Elderly Virgin Bashers!

Bev and I are entering the Cup Cake Car in the Ewen Gilmour Memorial Variety Mini Bash next weekend.
It's all been a bit of last-minute stuff but we will kick off with breakfast at Wainui School on Friday morning next and join the convoy of a couple of dozen loony vehicles from there... There will be school visits, a working bee and bucket shaking for the cause.
We'll be the oldest bashers on the run to Warkworth, Mangawhai, Whangarei, Tutukaka, finishing at Ruakaka on Sunday.  You can follow the Bash over the weekend at Click on BASH TV and maybe catch a glimpse of us. Somewhere there you can also donate to the Cup Cake Mini if you want to.

Sunday, October 5, 2014

End of the Road for Small Congregations?

The word came to me today that the Methodist Church is moving away from Local Shared Ministry. They have a new word for whatever it is that they are going to put in place. It seems to be ministry teams of lay people. But it doesn’t seem to pick up the simple essentials of Local Shared Ministry.

In a sense, this is no surprise. My denomination’s commitment to LSM has never run much deeper than putting some provisions into the law book a few years ago. Dedicated leadership in implementing the policy hasn’t been given. The revitalisation of dwindling papalagi congregations has not had high priority in a church with multi-ethnic responsibilities.

Now, after decades of being ignored, small congregations are learning that all Methodist buildings be closed unless they meet twice the level of earthquake security that the government requires.

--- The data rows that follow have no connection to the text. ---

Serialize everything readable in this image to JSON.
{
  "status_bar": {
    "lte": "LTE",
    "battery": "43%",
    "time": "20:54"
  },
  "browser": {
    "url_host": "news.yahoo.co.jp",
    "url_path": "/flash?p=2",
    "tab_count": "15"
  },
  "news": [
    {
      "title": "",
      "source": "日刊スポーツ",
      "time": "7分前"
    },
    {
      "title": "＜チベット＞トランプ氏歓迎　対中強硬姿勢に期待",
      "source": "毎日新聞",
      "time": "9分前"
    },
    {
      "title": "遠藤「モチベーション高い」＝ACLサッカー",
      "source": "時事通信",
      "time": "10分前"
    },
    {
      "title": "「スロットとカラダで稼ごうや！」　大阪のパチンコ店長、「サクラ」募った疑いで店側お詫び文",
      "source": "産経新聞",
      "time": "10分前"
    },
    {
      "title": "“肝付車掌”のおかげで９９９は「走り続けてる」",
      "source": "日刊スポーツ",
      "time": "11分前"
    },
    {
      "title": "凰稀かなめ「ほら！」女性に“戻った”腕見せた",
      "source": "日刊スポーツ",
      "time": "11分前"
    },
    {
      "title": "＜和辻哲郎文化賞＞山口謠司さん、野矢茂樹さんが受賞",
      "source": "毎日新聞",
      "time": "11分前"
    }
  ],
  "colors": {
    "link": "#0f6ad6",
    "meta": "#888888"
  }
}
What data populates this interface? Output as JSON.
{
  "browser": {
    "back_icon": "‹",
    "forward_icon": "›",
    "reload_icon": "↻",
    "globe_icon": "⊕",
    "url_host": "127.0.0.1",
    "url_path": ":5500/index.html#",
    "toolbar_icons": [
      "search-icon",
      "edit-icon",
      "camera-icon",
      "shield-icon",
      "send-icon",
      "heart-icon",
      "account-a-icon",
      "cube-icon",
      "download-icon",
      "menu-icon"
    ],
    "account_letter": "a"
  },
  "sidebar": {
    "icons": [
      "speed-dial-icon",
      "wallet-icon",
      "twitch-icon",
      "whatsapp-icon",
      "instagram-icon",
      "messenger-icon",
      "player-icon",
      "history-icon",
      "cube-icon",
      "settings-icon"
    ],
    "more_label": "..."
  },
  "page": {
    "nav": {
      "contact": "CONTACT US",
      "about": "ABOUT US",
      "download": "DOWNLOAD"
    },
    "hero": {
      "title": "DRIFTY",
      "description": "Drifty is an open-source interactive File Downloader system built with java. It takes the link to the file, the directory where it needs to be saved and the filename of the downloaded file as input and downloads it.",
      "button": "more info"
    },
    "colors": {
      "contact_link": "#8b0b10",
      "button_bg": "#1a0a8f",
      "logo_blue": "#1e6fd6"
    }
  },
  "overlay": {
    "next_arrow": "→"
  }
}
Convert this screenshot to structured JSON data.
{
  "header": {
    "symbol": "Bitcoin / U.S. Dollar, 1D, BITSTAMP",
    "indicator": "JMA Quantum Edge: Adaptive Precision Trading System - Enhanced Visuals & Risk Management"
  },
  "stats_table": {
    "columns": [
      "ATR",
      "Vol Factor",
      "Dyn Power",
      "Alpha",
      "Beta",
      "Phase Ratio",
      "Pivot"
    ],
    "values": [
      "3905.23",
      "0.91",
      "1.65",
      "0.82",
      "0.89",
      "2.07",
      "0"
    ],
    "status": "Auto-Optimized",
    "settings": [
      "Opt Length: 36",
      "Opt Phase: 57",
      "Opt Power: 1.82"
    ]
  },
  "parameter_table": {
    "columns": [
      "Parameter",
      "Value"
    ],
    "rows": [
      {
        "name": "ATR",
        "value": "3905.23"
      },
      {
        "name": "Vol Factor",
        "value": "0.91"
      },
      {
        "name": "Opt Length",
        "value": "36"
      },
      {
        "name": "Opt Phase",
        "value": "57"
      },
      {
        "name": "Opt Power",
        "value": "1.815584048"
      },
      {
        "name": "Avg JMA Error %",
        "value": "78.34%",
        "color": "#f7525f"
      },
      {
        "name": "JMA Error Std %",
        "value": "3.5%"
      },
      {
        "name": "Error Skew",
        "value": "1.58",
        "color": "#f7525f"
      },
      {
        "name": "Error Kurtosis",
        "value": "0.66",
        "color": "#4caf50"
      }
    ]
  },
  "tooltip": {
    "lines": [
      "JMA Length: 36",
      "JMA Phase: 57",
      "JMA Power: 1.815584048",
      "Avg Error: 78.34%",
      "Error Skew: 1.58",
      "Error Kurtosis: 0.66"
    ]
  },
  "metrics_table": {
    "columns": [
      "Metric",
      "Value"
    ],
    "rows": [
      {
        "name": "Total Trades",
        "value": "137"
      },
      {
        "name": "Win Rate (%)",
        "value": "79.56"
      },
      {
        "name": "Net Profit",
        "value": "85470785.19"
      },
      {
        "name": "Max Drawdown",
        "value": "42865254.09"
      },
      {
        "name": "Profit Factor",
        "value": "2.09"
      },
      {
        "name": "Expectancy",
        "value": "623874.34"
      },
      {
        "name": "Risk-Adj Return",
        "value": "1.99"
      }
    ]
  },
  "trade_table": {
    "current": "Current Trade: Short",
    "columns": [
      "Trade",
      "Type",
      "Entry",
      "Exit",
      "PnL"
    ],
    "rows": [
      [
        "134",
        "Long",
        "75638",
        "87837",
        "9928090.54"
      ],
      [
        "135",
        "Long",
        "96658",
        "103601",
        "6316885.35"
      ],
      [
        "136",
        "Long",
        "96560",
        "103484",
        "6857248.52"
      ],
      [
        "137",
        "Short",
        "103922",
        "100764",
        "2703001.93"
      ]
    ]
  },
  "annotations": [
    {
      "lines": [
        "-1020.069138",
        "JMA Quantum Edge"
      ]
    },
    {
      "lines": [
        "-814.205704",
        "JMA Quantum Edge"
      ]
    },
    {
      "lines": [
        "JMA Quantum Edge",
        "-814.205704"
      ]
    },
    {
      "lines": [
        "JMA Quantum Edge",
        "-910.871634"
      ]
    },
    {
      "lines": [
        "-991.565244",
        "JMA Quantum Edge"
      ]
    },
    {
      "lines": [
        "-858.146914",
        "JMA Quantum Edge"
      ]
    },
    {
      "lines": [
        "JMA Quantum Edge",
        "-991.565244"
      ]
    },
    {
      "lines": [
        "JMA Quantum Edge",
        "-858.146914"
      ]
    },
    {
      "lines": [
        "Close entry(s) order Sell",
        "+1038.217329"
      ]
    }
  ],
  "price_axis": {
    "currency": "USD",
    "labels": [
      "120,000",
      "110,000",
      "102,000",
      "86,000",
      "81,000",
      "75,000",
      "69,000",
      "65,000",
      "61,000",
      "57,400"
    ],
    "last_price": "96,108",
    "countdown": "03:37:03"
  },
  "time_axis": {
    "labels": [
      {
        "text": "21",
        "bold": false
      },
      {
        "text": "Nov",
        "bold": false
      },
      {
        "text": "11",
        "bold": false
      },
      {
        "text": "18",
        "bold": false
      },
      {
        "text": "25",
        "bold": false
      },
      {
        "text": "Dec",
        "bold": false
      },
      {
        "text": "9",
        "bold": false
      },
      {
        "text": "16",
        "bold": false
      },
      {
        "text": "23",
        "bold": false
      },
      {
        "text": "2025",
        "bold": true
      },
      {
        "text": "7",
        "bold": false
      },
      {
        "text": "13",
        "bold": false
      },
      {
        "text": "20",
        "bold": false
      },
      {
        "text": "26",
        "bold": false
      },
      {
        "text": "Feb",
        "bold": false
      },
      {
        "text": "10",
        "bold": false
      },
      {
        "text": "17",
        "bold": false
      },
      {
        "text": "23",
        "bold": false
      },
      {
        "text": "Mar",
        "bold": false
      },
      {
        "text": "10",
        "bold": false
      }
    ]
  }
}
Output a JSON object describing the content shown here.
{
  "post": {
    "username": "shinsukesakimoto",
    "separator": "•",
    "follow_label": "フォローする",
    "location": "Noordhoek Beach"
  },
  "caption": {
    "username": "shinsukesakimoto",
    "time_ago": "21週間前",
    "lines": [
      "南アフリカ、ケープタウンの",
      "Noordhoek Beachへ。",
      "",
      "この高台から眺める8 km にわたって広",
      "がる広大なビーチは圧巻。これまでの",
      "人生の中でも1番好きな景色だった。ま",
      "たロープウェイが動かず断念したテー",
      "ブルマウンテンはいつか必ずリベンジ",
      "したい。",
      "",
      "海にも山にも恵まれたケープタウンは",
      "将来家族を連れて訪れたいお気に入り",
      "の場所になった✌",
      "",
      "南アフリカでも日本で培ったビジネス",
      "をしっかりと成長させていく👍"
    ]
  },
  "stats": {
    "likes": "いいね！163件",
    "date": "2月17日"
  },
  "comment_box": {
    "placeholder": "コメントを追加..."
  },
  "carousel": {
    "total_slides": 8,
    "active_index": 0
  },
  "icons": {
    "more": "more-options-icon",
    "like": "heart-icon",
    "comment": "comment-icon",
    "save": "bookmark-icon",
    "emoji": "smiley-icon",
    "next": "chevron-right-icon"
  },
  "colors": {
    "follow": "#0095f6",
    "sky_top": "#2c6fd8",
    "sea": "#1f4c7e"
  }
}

It must seem as if the denomination is deliberately planning their demise.

Perhaps it is. Who knows?